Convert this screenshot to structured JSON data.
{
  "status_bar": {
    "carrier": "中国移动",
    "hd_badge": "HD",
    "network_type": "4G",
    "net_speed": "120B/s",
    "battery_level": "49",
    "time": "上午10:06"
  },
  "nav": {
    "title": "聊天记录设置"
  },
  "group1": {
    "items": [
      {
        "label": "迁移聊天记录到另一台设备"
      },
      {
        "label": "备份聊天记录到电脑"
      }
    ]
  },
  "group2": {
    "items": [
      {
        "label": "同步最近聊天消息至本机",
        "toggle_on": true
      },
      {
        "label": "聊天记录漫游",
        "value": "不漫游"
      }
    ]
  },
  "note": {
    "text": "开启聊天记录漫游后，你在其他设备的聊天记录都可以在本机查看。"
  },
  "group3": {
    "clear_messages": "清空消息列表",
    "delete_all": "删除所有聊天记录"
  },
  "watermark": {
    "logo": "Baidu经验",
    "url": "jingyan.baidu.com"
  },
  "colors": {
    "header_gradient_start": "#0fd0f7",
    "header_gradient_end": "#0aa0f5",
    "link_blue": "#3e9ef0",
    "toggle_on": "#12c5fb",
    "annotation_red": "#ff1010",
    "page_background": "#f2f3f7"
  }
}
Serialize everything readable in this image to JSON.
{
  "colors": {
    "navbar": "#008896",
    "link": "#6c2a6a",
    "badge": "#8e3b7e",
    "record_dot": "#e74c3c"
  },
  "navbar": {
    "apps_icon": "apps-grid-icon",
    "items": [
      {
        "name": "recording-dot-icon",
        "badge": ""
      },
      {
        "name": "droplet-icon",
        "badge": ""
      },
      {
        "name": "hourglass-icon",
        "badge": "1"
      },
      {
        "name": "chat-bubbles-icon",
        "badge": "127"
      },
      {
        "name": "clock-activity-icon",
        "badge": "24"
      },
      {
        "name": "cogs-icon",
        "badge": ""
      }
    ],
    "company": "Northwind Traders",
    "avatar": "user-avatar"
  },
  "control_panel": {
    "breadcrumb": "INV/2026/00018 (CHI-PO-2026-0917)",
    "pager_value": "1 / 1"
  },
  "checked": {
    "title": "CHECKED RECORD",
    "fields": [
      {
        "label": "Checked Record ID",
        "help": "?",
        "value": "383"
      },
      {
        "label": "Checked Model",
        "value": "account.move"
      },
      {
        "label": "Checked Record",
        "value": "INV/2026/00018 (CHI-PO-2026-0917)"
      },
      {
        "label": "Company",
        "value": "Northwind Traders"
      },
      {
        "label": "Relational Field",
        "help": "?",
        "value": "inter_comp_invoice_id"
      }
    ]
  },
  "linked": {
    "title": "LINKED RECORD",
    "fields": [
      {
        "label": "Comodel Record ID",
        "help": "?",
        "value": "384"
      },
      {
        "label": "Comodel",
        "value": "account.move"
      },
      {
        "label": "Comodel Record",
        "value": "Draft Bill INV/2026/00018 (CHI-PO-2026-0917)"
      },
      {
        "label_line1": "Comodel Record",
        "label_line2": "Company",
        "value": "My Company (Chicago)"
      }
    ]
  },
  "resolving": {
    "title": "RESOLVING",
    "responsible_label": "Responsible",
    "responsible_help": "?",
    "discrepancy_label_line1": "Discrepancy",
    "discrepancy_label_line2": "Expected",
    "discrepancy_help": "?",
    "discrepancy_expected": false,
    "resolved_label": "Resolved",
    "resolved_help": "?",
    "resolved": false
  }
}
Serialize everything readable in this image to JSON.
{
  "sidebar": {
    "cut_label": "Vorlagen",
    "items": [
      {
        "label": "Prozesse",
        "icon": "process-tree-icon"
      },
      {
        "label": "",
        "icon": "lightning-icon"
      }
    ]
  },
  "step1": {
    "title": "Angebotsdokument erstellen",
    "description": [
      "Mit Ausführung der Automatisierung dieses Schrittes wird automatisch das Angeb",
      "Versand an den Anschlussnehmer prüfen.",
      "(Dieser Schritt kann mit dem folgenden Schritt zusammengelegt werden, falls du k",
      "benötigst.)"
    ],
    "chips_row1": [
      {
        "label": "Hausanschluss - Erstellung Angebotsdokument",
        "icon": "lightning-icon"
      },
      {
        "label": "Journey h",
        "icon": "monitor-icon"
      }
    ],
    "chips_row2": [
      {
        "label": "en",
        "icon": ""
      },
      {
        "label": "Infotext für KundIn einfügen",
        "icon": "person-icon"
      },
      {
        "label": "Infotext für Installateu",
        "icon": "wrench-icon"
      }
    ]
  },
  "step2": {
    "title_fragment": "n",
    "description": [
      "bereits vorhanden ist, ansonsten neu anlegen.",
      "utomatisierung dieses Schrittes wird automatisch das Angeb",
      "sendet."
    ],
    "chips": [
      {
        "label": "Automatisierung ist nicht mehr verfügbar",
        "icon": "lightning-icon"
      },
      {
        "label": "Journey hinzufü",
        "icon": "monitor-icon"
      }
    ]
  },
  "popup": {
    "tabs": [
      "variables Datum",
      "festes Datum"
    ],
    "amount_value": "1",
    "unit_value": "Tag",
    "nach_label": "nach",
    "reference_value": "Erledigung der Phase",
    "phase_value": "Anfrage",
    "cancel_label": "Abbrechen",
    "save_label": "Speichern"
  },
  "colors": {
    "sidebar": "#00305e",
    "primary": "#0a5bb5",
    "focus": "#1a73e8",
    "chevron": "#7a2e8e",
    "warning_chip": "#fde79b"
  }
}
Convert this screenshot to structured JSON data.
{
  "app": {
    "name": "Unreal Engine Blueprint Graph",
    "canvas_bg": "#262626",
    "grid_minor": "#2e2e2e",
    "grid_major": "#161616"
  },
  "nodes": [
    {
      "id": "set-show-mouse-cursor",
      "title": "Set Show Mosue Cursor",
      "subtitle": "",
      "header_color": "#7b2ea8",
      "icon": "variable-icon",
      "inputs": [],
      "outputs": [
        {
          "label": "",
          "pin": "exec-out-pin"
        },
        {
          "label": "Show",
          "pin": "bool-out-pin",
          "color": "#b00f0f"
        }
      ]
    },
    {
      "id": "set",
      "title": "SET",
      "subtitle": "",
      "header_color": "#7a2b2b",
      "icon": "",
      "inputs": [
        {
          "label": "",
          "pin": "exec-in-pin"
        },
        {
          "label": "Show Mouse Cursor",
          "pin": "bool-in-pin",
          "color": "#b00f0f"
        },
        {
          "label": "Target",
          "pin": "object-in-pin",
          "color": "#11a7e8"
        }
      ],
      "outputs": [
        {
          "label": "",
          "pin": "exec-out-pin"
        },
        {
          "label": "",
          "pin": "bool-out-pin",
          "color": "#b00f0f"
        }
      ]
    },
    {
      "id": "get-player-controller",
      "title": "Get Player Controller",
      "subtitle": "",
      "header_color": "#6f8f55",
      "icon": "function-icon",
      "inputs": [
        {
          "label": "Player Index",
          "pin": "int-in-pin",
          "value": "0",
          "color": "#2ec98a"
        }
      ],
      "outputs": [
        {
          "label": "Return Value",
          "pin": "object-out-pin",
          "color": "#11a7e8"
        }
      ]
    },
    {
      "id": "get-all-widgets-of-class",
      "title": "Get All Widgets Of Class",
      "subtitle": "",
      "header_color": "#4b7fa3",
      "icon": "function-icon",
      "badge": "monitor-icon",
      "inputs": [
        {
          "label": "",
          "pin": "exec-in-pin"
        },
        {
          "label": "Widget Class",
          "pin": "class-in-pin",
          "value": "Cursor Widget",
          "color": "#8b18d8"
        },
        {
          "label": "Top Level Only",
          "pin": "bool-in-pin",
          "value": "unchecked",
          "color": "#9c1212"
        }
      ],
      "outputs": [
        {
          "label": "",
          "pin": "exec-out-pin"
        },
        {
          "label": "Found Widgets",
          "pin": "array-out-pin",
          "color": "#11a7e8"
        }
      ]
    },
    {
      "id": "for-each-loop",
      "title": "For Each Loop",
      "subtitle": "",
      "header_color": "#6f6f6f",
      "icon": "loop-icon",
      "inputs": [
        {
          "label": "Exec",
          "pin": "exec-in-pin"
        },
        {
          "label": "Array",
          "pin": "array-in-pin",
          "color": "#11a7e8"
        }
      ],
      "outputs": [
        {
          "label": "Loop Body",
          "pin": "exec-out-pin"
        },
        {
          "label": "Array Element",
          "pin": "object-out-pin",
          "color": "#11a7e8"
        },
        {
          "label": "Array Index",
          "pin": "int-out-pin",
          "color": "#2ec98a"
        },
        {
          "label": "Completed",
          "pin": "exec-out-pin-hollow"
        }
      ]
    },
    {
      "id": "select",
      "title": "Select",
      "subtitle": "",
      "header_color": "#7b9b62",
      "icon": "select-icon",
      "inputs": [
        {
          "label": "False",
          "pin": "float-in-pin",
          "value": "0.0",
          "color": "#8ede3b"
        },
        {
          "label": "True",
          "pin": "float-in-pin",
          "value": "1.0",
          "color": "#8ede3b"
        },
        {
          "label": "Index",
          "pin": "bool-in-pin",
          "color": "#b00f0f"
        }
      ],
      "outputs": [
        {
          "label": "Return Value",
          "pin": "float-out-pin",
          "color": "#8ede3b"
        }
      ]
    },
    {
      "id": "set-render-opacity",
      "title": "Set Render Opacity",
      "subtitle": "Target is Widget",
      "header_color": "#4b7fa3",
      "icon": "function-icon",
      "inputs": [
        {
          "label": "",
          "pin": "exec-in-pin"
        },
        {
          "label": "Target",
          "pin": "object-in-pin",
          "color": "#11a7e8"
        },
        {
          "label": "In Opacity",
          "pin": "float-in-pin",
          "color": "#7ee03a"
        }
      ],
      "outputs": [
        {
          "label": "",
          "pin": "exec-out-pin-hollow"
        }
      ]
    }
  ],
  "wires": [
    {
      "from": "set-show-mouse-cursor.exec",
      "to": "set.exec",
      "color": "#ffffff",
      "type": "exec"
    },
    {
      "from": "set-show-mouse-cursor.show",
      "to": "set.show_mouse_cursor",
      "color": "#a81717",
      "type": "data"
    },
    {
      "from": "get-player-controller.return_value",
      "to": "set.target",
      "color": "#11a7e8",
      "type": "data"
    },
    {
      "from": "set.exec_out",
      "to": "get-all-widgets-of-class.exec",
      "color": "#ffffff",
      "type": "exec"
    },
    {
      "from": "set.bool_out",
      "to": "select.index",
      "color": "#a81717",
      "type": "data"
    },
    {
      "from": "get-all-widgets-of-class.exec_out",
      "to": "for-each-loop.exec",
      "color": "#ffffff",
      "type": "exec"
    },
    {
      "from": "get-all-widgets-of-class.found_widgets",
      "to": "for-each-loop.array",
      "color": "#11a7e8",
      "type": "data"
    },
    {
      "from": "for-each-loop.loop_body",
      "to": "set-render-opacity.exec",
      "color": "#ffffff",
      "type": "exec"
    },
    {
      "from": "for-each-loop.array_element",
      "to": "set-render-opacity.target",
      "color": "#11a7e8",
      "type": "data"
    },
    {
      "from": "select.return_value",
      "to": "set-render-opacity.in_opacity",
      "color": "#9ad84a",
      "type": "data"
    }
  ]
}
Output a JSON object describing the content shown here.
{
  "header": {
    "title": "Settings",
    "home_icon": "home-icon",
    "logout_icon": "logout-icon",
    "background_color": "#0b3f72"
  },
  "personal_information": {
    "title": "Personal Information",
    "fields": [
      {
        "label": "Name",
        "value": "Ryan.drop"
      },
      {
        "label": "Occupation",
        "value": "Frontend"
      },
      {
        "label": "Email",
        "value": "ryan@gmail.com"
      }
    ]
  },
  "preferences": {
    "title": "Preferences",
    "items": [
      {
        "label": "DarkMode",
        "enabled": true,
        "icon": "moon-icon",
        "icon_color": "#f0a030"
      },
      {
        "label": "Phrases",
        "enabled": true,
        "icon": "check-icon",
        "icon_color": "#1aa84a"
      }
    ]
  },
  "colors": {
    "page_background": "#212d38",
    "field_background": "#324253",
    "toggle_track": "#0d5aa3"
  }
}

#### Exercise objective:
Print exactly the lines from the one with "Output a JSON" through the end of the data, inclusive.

#### Exercise result:
Output a JSON object describing the content shown here.
{
  "header": {
    "title": "Settings",
    "home_icon": "home-icon",
    "logout_icon": "logout-icon",
    "background_color": "#0b3f72"
  },
  "personal_information": {
    "title": "Personal Information",
    "fields": [
      {
        "label": "Name",
        "value": "Ryan.drop"
      },
      {
        "label": "Occupation",
        "value": "Frontend"
      },
      {
        "label": "Email",
        "value": "ryan@gmail.com"
      }
    ]
  },
  "preferences": {
    "title": "Preferences",
    "items": [
      {
        "label": "DarkMode",
        "enabled": true,
        "icon": "moon-icon",
        "icon_color": "#f0a030"
      },
      {
        "label": "Phrases",
        "enabled": true,
        "icon": "check-icon",
        "icon_color": "#1aa84a"
      }
    ]
  },
  "colors": {
    "page_background": "#212d38",
    "field_background": "#324253",
    "toggle_track": "#0d5aa3"
  }
}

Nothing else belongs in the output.